A very long time ago I wrote one of those uncontextualized and plotless fictional vignettes I write from time to time (we’ll talk more about that later, I promise) about an elderly college professor who would, from time to time, go to sleep in his bed and awaken the next morning still in his bed clothes but nestles in the arms of a large statue in the center of town, unaware of how he got there.

Then about 4 years ago I saw the movie version of A Hitchhiker’s Guide to the Galaxy. The movie was, well, unfortunate. But, in the opening scene you see the Deep Thought, a mountain sized computer that looks a bit like a little person with a giant CRT head.

Then last year for Animation class I invented but later abandoned an idea of a pitch battle between a little witch (representing magic) and a little scientist (representing, well, science).

And that’s what I was thinking about when I drew these.
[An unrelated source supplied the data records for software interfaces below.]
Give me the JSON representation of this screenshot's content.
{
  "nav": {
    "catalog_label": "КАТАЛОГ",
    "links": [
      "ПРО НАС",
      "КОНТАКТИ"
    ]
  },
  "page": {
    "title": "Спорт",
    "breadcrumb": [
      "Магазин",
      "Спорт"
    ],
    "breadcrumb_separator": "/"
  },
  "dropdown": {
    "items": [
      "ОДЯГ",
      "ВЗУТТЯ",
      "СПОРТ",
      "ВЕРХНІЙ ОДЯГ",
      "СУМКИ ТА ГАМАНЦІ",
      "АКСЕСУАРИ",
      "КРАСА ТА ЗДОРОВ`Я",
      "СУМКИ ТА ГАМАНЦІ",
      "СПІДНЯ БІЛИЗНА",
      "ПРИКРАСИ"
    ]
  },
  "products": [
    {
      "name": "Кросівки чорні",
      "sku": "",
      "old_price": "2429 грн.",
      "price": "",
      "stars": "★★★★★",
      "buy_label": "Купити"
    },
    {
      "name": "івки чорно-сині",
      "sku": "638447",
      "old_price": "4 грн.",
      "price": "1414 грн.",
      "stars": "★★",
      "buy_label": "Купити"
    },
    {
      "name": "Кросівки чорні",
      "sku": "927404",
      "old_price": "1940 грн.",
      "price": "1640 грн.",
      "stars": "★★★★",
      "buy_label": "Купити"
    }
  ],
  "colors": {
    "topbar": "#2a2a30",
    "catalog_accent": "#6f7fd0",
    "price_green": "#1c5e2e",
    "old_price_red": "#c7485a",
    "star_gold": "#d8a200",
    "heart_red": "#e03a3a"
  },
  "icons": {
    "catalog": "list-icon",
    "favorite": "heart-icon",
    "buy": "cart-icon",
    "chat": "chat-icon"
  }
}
A Wedding in the Woods

Two good friends of mine are planning a wedding in the fall and asked if I might be interested in making some illustrations for their invitations. Needless to say I jumped at the chance.

The wedding is planned for an outdoor setting so they asked if I could put together something with birds, squirrels, trees, and the like, so my first stop was the natural history museum to sketch the stuffed creatures.


Turns out there weren’t many squirrels at the museum, but there were a ton of birds. These sketches were fun, but for the invite the couple asked if I could make something sketchy and whimsical, so I played around a bit with different ways to abstract bird and squirrel shapes.





Along with the critters I needed somewhere to put them so I started playing with some different forest ideas. I really liked this idea of the bride and groom riding giant animals but it’s a little over the top for a wedding invite. Maybe I’ll save it for something else.


I was thinking about different ways to portray the forest: light and airy, dense and thick, tall trees, small trees, etc. It got me thinking about some images Luc Desmarchelier posted to his blog a while back when he was doing concept work for Open Season. I took a few cues from his use of hatching to create layers of foliage and thick underbrush. In the end though I think most of this was too thick for what I needed.


When we first talked my friends asked for something sketchy looking in pencil, probably without any color. Even so I decided to do some color experimentation just to see if it would generate anything interesting. Most of it wasn’t but the exercise was fun.


Really like this one with the two trees. I think I’m going to make it into a card for another occasion.

Back to the pencil stuff. I decided it might be interesting to think about different perspectives on the trees, such as looking up through them, or from low down or cropped tightly in the thick of branches.

Weather was finally looking up at this point so I took the camera out in the yard and took some shots of leaves and branches just to have something to look at.


Starting to close in on some ideas now.


I’ll post more when things are finished.